=== ACTIVITY ===
Below are the records; copy each line in which "icon" can be found.

=== INPUT DATA ===
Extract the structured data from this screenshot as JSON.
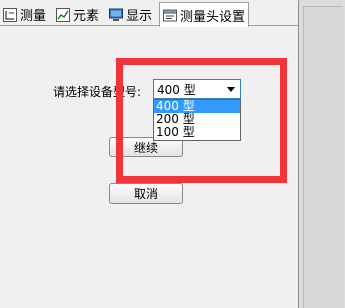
{
  "tabs": [
    {
      "label": "测量",
      "icon": "measure-icon"
    },
    {
      "label": "元素",
      "icon": "element-chart-icon"
    },
    {
      "label": "显示",
      "icon": "display-monitor-icon"
    },
    {
      "label": "测量头设置",
      "icon": "probe-settings-icon",
      "active": true
    }
  ],
  "form": {
    "model_label": "请选择设备型号:",
    "selected_model": "400 型",
    "options": [
      "400 型",
      "200 型",
      "100 型"
    ]
  },
  "buttons": {
    "continue_label": "继续",
    "cancel_label": "取消"
  },
  "colors": {
    "highlight_border": "#f0343a",
    "selection": "#3399ff"
  }
}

=== TASK RESPONSE ===
      "icon": "measure-icon"
      "icon": "element-chart-icon"
      "icon": "display-monitor-icon"
      "icon": "probe-settings-icon",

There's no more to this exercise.